The Australian Competition and Consumer Commission will be given access to confidential bank emails, internal reports and other documents, and also have the power to hold compulsory hearings under oath.

“We don’t have the power to stop the banks doing anything but the fact we’re looking and have an obligation to report publicly will have an effect on their behaviour,” Mr Sims told ABC radio.

But federal Labor leader Bill Shorten said giving extra money to the watchdog to track the levy was a useless gesture because even the ACCC admitted it had no teeth.

He called on Prime Minister Malcolm Turnbull to explain to Australians exactly how much they will pay as a result of the new tax.

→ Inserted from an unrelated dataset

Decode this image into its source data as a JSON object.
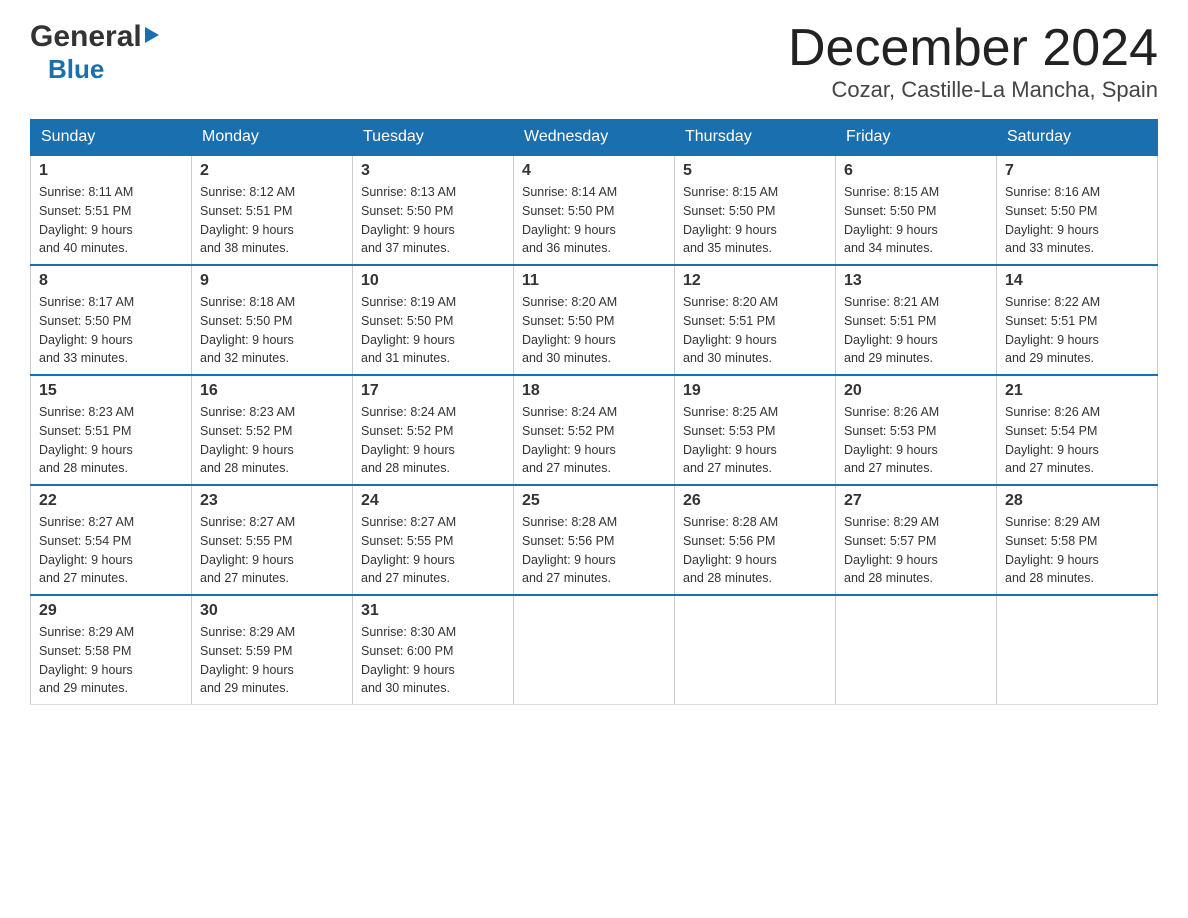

“What they need is a banking royal commission and Malcolm Turnbull’s too weak to give it to them” Mr Shorten said.

Labor has also accused the government of policy-on-the-run with apparent indecision about whether the levy will be imposed on foreign banks.

It followed comments by the treasurer’s assistant minister, Michael Sukkar, that he would not rule in or rule out extending the measure.

“In the next sitting fortnight you will see the legislation that has been well thought through and, as I’ve said, any good ideas along the way we will look at,” he told Sky News.

Meanwhile, Mr Morrison downplayed complaints from the big banks about having to sign a confidentiality agreement over legislation for the levy.

Australian Bankers’ Association chief Anna Bligh claims the government is going to extraordinary lengths to keep the tax hidden from those most affected by it.

“A bad tax has now become a secret tax,” she said.

But the treasurer said it was not an irregular practice, noting something similar was done for its multinational tax avoidance and diverted profits tax legislation.

“It’ll ensure that we’re able to work through the issues that we have, which are very minimal, so the legislation can be introduced on time,” Mr Morrison said.

“These are sensitive matters.”

Labor wants the draft legislation to be made public, with Mr Shorten accusing the prime minister of colluding with the banks about how the levy will work.